Colleen McCullough, writer of the highest-selling Australian book, died yesterday aged 77. The novel that consumes her legacy, The Thorn Birds (1977), is one that Germaine Greer described as the “best bad book” she had ever read.
The lengthy romantic saga set on an outback sheep station, with an affair between a Catholic priest and a country girl at its core, has sold 30 million copies. Marketed as an “Australian Gone with the Wind”, the novel earned McCullough a record US$1.9 million for the paperback rights.
As with her first novel, Tim (1974), it was readily adapted for the screen, with the mini-series achieving among the highest ratings in US television history.
Both novels were written during McCullough’s time working in the Neurology Department at the Yale Medical School. She reportedly typed at least 15,000 words a night over the course of 1975 and 1976 in the physically painful process of producing the 1,000 page manuscript for The Thorn Birds.
McCullough published 11 stand-alone novels, seven titles in the Masters of Rome historical series, and five in the Carmine Delmonico murder mystery series.
Like much women’s genre fiction, McCullough’s romances and detective fiction were often regarded as unimportant at the same time as they were acknowledged as undeniably compelling. On its publication, the Washington Post review of The Thorn Birds remarked that to expect the work “to be a Great Book would be unfair”.
McCullough took particular pride in the Masters of Rome series, which she wrote largely during the 1990s. In an interview with Andrew Denton in 2007, she made reference to the 13 years of toil she dedicated to ensuring the historical accuracy of the series:
That’s the legacy I would like to leave at least is the Roman books because they’re extremely well researched. They portray the life as it was in as far as I can possibly do.
Given the more respected – and male-oriented – subject matter, McCullough’s series found high-profile fans in Henry Kissinger, Newt Gingrich and Bob Carr.
Her final book, Bittersweet (2013), a novel about four Australian sisters set in the 1920s, saw McCullough return to women’s fiction. At the time of her death, she was part-way through the process of “writing” a sequel by speaking into a dictaphone.
McCullough never acceded to commercial pressure and the demands of readers for another novel that would extend the world of The Thorn Birds. She was aware that she was not celebrated by literary awards – with the exception of the Scanno Prize for literature in Italy for Song of Troy (1998) – and that her works were rarely discussed by literature scholars.

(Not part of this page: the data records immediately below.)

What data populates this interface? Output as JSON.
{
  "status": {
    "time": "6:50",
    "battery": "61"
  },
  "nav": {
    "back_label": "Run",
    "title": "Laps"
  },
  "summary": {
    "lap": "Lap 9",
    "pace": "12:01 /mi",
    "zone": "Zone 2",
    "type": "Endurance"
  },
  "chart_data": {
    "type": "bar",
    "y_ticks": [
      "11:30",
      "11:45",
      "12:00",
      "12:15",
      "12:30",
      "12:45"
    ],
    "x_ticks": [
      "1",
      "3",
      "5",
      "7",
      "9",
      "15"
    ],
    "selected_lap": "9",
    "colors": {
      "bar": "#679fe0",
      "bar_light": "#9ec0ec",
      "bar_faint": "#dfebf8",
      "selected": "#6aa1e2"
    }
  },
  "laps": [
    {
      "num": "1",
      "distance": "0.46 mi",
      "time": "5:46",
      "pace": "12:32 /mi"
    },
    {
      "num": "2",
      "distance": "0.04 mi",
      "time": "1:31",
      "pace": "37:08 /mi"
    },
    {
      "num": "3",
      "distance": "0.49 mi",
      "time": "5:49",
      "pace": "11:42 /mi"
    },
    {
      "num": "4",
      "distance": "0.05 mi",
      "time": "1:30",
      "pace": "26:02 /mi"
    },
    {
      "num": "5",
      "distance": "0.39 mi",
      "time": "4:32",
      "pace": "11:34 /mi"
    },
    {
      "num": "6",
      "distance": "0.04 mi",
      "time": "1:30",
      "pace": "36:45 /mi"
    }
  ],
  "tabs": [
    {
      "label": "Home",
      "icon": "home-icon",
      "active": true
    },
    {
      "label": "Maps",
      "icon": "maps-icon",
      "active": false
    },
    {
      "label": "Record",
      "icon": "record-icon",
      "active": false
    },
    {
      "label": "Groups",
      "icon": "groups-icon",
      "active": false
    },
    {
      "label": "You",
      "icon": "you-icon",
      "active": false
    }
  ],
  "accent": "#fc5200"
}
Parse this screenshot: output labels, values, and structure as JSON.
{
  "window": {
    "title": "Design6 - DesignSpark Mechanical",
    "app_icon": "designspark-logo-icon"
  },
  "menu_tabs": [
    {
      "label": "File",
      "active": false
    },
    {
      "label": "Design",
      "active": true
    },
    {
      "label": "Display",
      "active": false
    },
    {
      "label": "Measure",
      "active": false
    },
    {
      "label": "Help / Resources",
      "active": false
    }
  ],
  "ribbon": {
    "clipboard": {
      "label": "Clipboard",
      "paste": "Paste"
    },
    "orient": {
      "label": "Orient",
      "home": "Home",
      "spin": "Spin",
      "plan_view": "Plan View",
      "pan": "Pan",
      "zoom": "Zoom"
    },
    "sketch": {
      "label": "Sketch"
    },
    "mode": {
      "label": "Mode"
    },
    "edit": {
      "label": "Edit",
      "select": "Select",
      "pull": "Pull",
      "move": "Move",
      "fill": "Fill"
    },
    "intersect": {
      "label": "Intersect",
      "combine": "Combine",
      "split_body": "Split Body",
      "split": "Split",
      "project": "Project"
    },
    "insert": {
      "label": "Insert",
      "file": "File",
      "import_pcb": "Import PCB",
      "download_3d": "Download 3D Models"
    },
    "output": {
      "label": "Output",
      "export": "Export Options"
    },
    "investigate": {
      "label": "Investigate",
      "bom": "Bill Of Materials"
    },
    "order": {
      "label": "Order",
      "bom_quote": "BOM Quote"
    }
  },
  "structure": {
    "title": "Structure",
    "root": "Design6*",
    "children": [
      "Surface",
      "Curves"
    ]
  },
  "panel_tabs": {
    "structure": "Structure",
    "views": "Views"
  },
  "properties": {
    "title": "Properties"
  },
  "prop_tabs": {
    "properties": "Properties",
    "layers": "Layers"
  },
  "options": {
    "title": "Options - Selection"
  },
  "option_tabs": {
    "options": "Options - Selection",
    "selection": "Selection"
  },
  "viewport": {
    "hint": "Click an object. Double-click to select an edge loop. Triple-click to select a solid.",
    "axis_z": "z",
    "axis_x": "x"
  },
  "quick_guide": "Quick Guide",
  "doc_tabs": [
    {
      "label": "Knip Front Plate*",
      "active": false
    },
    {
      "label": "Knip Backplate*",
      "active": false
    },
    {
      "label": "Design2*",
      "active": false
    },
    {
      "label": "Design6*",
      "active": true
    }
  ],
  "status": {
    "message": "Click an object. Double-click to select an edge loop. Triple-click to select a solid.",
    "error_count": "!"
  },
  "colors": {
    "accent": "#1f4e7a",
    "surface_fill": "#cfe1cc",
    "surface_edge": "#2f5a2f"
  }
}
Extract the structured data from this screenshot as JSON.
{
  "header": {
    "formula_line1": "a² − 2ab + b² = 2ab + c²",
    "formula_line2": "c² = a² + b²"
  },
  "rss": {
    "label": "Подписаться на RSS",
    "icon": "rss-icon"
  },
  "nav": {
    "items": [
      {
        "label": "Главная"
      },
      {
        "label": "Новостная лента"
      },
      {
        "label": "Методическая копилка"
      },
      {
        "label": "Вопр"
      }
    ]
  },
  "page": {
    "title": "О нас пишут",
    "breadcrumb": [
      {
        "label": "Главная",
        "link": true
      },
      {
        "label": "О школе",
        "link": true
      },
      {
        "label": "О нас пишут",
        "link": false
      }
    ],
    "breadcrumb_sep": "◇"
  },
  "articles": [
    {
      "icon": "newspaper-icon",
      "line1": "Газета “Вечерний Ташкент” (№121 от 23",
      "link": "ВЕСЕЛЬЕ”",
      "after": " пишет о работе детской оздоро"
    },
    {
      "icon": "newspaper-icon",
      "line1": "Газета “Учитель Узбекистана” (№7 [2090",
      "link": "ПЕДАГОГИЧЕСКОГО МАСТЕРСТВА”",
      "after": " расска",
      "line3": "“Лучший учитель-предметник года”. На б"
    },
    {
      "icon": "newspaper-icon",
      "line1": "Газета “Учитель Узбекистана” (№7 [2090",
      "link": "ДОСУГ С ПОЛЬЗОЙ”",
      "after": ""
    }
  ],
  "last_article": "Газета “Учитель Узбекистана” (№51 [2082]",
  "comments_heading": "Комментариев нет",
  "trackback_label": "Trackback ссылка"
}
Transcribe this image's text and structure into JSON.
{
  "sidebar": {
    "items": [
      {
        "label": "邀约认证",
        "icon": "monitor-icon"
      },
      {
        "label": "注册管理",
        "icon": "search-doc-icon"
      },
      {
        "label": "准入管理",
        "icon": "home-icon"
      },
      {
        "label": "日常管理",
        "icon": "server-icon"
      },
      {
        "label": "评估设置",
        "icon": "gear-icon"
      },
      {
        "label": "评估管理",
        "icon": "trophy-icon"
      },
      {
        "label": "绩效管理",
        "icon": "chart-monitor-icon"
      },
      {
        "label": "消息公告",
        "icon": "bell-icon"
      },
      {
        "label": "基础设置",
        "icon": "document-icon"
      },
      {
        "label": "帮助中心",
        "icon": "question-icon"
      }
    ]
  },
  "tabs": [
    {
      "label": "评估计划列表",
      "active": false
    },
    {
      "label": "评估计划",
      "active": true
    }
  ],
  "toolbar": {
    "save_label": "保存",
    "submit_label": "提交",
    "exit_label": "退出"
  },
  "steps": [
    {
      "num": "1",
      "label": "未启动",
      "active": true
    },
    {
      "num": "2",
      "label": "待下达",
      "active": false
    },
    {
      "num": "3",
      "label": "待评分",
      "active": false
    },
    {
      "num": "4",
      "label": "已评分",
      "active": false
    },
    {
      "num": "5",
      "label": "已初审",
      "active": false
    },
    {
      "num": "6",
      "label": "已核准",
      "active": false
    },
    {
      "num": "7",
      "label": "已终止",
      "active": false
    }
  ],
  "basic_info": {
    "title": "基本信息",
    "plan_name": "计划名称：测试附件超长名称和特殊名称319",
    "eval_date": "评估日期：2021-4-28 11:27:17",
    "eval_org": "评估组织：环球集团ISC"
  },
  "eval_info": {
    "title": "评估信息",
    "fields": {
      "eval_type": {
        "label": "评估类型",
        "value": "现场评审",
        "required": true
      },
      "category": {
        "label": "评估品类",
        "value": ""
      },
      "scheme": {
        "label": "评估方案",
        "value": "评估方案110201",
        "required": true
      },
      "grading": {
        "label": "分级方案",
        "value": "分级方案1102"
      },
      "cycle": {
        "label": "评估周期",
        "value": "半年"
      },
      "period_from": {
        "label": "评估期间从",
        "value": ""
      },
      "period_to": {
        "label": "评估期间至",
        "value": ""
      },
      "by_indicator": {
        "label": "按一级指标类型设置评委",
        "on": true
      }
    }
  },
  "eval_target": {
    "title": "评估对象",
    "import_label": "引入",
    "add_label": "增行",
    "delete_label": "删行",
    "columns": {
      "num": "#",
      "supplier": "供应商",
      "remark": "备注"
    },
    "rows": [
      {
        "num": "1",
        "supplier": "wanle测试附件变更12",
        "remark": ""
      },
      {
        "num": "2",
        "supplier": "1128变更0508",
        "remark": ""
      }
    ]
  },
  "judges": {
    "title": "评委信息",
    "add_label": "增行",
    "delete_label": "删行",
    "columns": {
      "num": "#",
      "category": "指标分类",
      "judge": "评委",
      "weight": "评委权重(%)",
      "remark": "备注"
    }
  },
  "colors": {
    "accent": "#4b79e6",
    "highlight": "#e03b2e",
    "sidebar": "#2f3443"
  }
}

The only sequel McCullough ever completed was a follow-up to Jane Austen’s Pride and Prejudice, set 20 years after the events of the original, The Independence of Miss Mary Bennet (2008). She was not at all reticent about writing into the Austen canon with its devoted fan culture and academic industry, dismissing perhaps the greatest ever female novelist as “overrated”.
The success of McCullough’s early fiction enabled her to leave behind her career as a neurophysiologist and live in comparative isolation on Norfolk Island. The international resonance of her bestseller enabled her to write whatever she chose as an independent woman without financial concerns impacting upon her creative decisions.
Whatever the critical opinion of her output, McCullough’s fiction has arguably attracted more readers around the world than that of any other Australia writer.
Has McCullough been under-regarded in her own time, like many of Australia’s colonial women romance writers who have only recently been recovered from obscurity? The answer will only be known once this epic of a girl born in small-town New South Wales to a cane cutter and his New Zealand born wife has had enough pages to play out.
The case for The First Man in Rome by Colleen McCullough